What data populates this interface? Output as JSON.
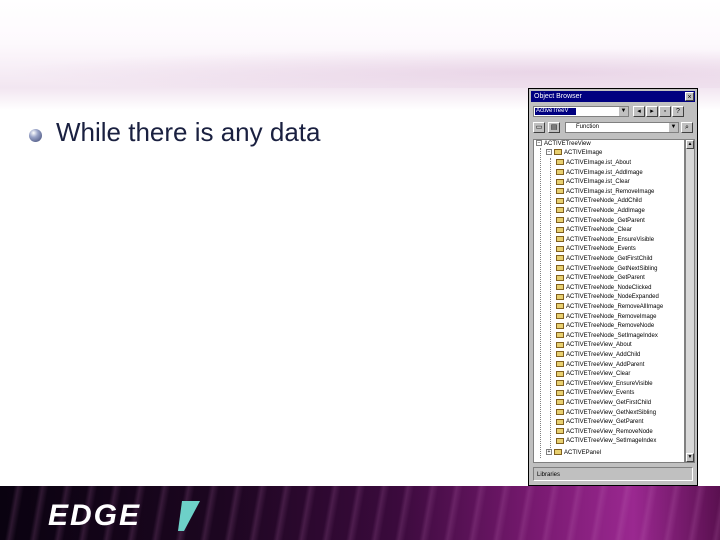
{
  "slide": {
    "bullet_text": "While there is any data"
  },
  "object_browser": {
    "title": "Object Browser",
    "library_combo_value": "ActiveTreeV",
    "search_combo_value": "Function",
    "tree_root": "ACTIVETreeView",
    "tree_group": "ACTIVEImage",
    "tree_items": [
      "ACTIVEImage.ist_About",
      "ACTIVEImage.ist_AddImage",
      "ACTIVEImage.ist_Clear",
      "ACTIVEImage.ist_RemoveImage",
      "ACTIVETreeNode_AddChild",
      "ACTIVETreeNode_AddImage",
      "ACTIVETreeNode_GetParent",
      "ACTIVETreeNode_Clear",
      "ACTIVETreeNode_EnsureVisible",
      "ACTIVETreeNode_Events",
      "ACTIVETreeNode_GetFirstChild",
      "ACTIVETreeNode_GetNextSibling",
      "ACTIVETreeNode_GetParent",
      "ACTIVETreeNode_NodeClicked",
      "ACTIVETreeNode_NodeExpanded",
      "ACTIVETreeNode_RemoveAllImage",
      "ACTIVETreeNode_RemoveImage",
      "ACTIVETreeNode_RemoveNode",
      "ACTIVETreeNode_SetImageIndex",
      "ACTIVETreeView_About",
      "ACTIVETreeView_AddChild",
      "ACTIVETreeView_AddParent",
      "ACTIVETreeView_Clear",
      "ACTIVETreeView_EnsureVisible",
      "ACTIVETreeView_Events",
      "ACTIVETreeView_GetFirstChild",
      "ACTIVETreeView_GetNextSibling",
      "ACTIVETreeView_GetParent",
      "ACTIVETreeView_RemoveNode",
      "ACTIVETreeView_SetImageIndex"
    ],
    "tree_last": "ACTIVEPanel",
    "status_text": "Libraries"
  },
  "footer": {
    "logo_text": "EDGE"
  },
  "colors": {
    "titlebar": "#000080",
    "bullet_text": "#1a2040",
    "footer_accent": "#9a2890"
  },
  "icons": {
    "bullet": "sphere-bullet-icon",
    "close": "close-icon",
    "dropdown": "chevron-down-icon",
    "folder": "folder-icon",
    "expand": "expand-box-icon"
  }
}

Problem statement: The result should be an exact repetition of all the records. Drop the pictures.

Result for this task:
What data populates this interface? Output as JSON.
{
  "slide": {
    "bullet_text": "While there is any data"
  },
  "object_browser": {
    "title": "Object Browser",
    "library_combo_value": "ActiveTreeV",
    "search_combo_value": "Function",
    "tree_root": "ACTIVETreeView",
    "tree_group": "ACTIVEImage",
    "tree_items": [
      "ACTIVEImage.ist_About",
      "ACTIVEImage.ist_AddImage",
      "ACTIVEImage.ist_Clear",
      "ACTIVEImage.ist_RemoveImage",
      "ACTIVETreeNode_AddChild",
      "ACTIVETreeNode_AddImage",
      "ACTIVETreeNode_GetParent",
      "ACTIVETreeNode_Clear",
      "ACTIVETreeNode_EnsureVisible",
      "ACTIVETreeNode_Events",
      "ACTIVETreeNode_GetFirstChild",
      "ACTIVETreeNode_GetNextSibling",
      "ACTIVETreeNode_GetParent",
      "ACTIVETreeNode_NodeClicked",
      "ACTIVETreeNode_NodeExpanded",
      "ACTIVETreeNode_RemoveAllImage",
      "ACTIVETreeNode_RemoveImage",
      "ACTIVETreeNode_RemoveNode",
      "ACTIVETreeNode_SetImageIndex",
      "ACTIVETreeView_About",
      "ACTIVETreeView_AddChild",
      "ACTIVETreeView_AddParent",
      "ACTIVETreeView_Clear",
      "ACTIVETreeView_EnsureVisible",
      "ACTIVETreeView_Events",
      "ACTIVETreeView_GetFirstChild",
      "ACTIVETreeView_GetNextSibling",
      "ACTIVETreeView_GetParent",
      "ACTIVETreeView_RemoveNode",
      "ACTIVETreeView_SetImageIndex"
    ],
    "tree_last": "ACTIVEPanel",
    "status_text": "Libraries"
  },
  "footer": {
    "logo_text": "EDGE"
  },
  "colors": {
    "titlebar": "#000080",
    "bullet_text": "#1a2040",
    "footer_accent": "#9a2890"
  },
  "icons": {
    "bullet": "sphere-bullet-icon",
    "close": "close-icon",
    "dropdown": "chevron-down-icon",
    "folder": "folder-icon",
    "expand": "expand-box-icon"
  }
}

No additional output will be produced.